• PROBLEM STATEMENT: Pull from the data below each line where the word "label" occurs, and copy it.

• Dataset rows describing interfaces:
########################################

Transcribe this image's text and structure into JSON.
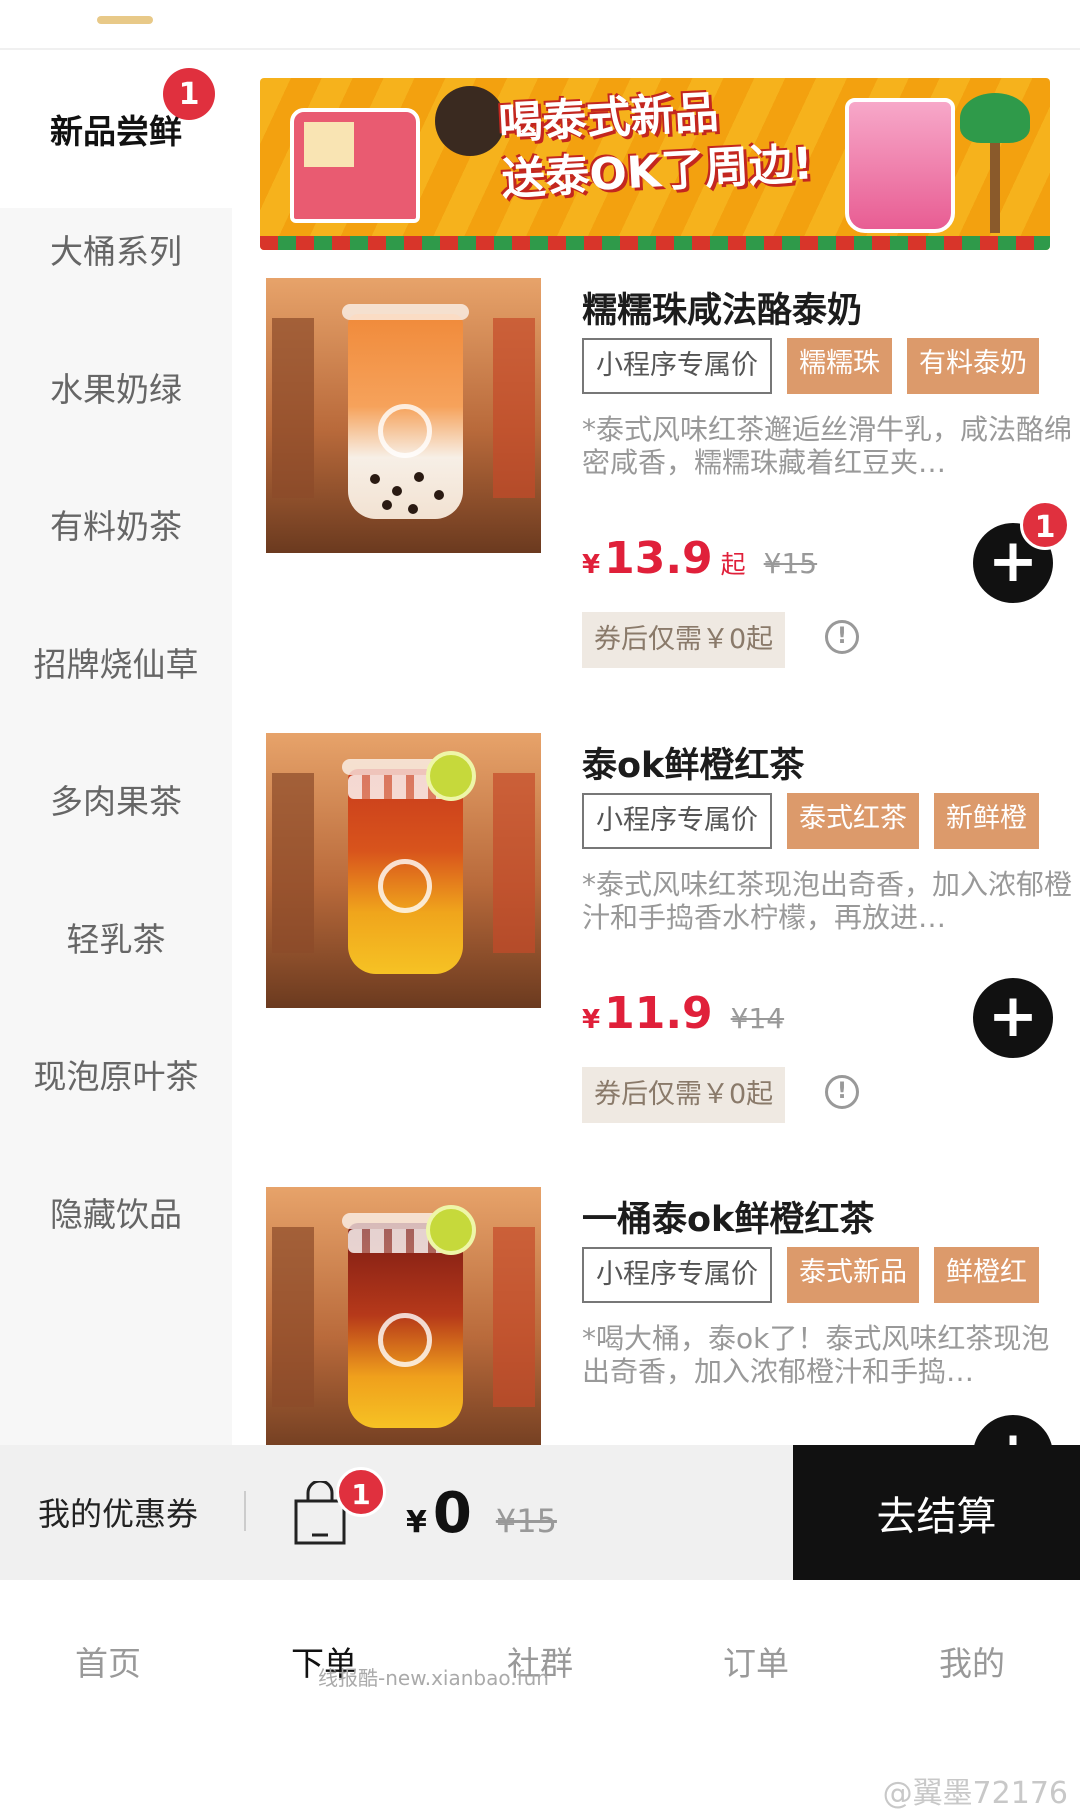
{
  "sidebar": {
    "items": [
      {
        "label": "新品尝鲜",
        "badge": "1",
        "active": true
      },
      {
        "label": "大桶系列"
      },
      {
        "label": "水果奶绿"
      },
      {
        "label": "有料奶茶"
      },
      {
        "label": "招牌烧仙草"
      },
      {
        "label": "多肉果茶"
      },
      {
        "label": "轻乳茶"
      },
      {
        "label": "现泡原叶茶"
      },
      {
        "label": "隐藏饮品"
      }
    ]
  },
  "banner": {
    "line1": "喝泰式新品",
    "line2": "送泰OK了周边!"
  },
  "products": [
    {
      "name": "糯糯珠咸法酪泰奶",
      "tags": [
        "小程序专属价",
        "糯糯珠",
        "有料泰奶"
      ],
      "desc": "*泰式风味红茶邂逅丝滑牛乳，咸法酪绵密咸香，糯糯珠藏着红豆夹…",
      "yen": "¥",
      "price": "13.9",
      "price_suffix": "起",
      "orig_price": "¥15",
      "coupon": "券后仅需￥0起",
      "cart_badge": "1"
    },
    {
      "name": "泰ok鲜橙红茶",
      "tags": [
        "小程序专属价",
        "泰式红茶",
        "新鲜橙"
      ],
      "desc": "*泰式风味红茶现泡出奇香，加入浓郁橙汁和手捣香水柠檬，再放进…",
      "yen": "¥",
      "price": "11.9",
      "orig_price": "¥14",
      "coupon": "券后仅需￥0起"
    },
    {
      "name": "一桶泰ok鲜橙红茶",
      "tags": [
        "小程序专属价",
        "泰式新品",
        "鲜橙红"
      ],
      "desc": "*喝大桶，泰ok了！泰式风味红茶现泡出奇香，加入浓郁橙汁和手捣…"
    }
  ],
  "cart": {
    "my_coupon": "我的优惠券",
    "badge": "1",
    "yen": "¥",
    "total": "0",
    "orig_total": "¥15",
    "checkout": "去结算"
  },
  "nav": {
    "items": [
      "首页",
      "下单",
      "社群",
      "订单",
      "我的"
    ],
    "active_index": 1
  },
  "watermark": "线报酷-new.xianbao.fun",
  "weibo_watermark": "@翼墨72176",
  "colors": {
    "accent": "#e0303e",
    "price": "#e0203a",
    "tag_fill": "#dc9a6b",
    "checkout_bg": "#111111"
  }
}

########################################

• SOLVED PROBLEM:
        "label": "新品尝鲜",
        "label": "大桶系列"
        "label": "水果奶绿"
        "label": "有料奶茶"
        "label": "招牌烧仙草"
        "label": "多肉果茶"
        "label": "轻乳茶"
        "label": "现泡原叶茶"
        "label": "隐藏饮品"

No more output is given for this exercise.